3. The player you’re most interested to see at OTAs is cornerback Sam Beal, who spent all of last season on injured reserve.
SCHMEELK: Fact -- I watched Beal’s handful of snaps at his only practice last season, and I am excited to see more. I’ve seen the rookie class at minicamp and ad nauseam on tape, so I have a good feel for them. My exposure to Beal is limited and I want to see more. He has the length and speed to be a good press man cornerback playing the way Bettcher wants his guys to play. Let’s see how healthy he is coming off shoulder surgery last season and how he covers NFL wide receivers.
SALOMONE: Fiction – Get your Daniel Jones fix in now. After OTAs and training camp, it is anyone’s guess when you will see the sixth overall pick again. Much has been made about what the rookie from Duke can learn from Eli Manning in terms of habits and how to comport himself as a future starting quarterback of the New York Giants, but he still needs to produce on the field. This spring is about adding practice reps to his memory bank.
MEDOW: Fact -- The Giants sacrificed a third round pick in this year’s draft when they took Sam Beal in last year’s supplemental draft, but due to injury, neither the team nor the fan base had a chance to see what he could bring to the team in 2018. With the corner depth chart very much up in the air, Beal has a great opportunity to not just see time on the field in 2019 but emerge as a key contributor. For that reason alone, it’s fair to say many are itching to see what he can do.
4. The player most likely to produce the best highlights during OTAs is rookie wide receiver Darius Slayton.
SCHMEELK: Fiction -- This is actually a tough question since it is hard to take Saquon Barkley because running backs don’t really shine in unpadded practices with no hitting or tackling. You almost have to take a wide receiver with their one-handed grabs and deep passes. I’m going to go with Sterling Shepard, who is the quickest of the wide receivers and should be able to some damage down the field in practice.
SALOMONE: Fact – Slayton had a few drops as he was “trying to figure a lot of stuff out in the first half of the first practice” at rookie minicamp, wide receivers coach Tyke Tolbert said, but the fifth-round pick rebounded and showed what the scouts saw in him. And that is a guy who averaged over 20 yards per catch in college. He’s going to make some plays in the OTA setting.

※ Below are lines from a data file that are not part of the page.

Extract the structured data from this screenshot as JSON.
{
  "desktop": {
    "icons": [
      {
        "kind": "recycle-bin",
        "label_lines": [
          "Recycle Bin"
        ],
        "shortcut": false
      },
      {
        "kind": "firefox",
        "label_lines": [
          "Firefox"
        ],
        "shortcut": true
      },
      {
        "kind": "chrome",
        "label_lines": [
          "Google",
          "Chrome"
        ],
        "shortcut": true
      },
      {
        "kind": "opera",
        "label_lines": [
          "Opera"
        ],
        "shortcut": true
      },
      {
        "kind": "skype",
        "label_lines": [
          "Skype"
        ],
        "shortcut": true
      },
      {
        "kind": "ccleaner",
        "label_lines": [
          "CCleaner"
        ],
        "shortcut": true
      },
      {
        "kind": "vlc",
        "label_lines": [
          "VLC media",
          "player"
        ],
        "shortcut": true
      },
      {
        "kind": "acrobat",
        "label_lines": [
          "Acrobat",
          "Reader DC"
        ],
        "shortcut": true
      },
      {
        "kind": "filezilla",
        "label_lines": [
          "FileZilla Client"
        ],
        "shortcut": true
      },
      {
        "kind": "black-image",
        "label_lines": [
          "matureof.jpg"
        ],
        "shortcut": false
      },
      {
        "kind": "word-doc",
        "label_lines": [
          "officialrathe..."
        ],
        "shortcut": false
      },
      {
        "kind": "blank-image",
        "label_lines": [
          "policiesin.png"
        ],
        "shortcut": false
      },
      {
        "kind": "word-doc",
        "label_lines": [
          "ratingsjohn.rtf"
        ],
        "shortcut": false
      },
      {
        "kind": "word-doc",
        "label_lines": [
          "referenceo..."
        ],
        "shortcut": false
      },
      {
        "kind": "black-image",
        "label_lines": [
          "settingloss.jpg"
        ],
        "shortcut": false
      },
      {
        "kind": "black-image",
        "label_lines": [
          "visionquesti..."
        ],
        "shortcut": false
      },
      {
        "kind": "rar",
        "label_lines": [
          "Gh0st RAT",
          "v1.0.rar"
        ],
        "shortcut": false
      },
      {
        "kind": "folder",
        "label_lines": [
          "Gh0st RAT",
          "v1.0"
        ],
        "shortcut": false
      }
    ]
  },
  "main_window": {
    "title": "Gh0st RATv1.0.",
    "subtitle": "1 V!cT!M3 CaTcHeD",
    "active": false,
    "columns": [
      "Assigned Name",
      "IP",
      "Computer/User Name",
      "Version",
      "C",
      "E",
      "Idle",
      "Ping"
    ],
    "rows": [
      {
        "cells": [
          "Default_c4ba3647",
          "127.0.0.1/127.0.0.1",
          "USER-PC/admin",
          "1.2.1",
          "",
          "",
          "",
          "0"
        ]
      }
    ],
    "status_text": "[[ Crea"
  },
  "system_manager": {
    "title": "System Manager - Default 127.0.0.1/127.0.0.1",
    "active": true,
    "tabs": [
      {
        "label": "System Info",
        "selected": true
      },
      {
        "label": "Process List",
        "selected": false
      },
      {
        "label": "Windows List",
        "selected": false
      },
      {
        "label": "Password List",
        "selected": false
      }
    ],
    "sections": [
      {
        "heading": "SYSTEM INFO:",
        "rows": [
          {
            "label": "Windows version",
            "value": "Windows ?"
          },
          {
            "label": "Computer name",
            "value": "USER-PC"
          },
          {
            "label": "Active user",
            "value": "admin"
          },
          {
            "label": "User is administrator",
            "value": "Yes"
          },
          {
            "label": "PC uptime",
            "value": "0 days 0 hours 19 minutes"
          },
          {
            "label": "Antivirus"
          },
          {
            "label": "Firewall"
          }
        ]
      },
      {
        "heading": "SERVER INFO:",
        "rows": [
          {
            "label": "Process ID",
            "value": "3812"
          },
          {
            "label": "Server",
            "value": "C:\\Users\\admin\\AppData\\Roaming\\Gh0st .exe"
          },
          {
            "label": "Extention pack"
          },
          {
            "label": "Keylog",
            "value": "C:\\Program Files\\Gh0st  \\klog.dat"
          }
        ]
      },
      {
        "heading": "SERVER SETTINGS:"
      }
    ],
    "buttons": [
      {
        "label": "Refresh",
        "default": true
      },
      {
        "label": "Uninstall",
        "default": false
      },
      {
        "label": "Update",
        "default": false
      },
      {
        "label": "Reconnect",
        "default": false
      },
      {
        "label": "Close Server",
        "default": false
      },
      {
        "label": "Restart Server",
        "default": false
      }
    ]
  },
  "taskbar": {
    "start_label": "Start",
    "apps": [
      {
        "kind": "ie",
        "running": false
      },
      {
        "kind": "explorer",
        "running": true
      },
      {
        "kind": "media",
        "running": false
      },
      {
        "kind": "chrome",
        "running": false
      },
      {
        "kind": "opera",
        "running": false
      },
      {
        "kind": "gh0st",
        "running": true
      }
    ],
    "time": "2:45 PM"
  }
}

MEDOW: Fiction -- Given there’s no contact allowed during OTAs, the only appropriate answer is either a wide receiver or a corner because that’s where you’ll see the most activity during this period of the offseason. Slayton is a vertical threat who has already shown some flashes during rookie minicamp, so he’s a strong candidate, but I’ll go to the opposite side of the ball and say first-round pick DeAndre Baker will steal the show during OTAs with his cover skills.